Magnetic Threads at MoA

I’ve been invited to be part of a Night Shift event at the Museum of Anthropology, Magnetic Threads, guest curated by contemporary dance group CoERASGA. I’m looking forward to being part of this work on the relationship between the body and woven materials, which has both practical and conceptual implications.

I learned to weave when I was at art school. I learned about warping, drafting, colour effects, and different structures; and the most staggering thing I learned was that the weaving itself — throwing the shuttle, beating — was a blink compared to the labour of the rest of the process.

That truth became the most important part of the story for me, the labour that begins with the back bent over the soil, sowing the seed or tending the flock. Now I grow my own flax, know the sheep that furnish me with fleece, and spin my own threads of linen and wool. I think about how fumbling I am compared to my ancestors; my work is occasional and esoteric, but theirs was sure and present in their daily life.

I sow the flax seed
that I harvest as straw
and transform into the linen fibre
that I spin into thread
that I dress on the loom,
and wind on the shuttle bobbins
that fly back and forth
and fill in the weft
that become the cloth
that I finish
and wash.

I have a friend who teaches weaving, who lent me this loom from her collection; it’s a LeClerc, made in Quebec in the 50’s or 60’s, and unique for being a floor-standing loom that can fold flat. I hear about folks giving away looms that belonged to mothers and aunts, which they don’t have space to keep; and yet I also hear about beginner weaving courses in Vancouver and the Lower Mainland filling up with wait lists, so they must be using smaller table looms. It’s nice to be able to produce a wide piece of cloth all at once; but there are many more kinds of looms and weaving traditions in the world than either of these options.
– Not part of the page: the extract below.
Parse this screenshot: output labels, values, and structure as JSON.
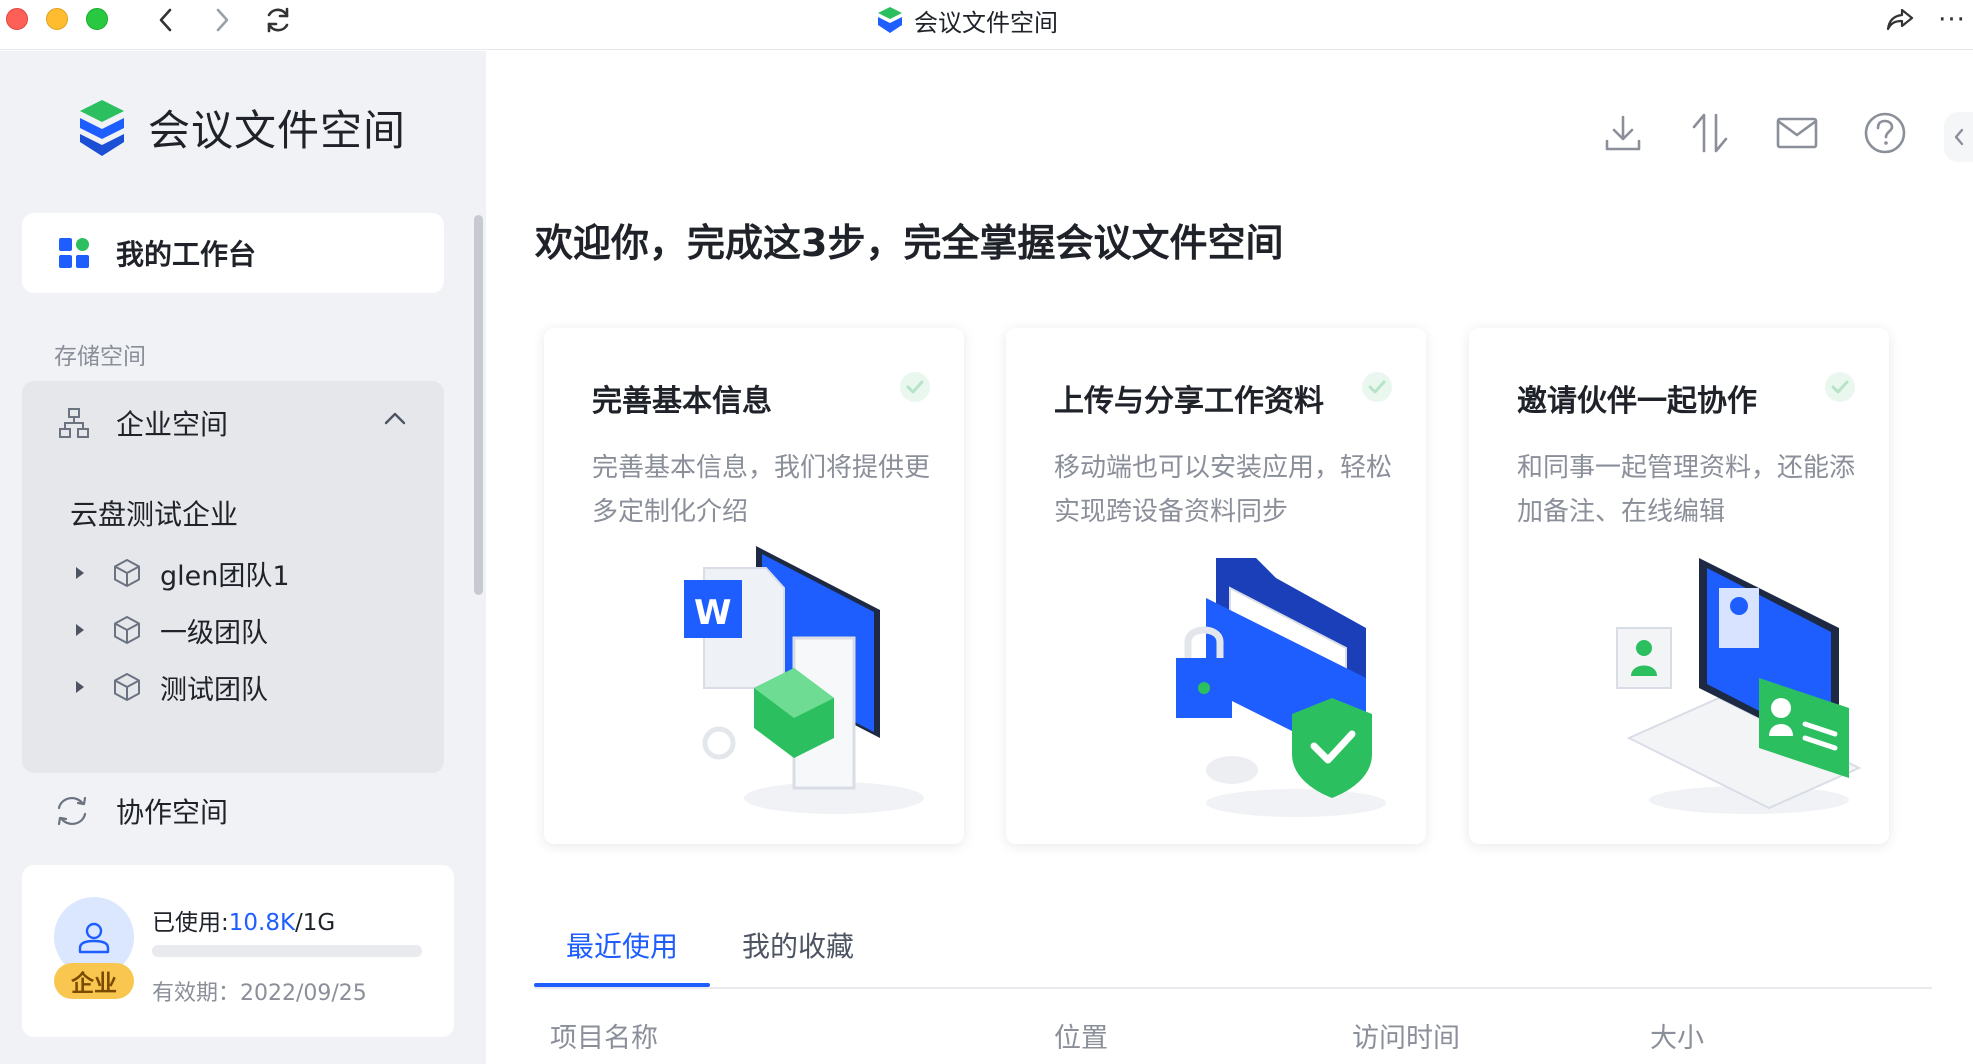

I’ll also be thinking of my colleagues Tracy Williams, Sharon Kallis and Mirae Rosner, who collaborated on Terroir: the Urban Cloth Project, exploring the intersections of land, labour, and textile-making in a contemporary urban context.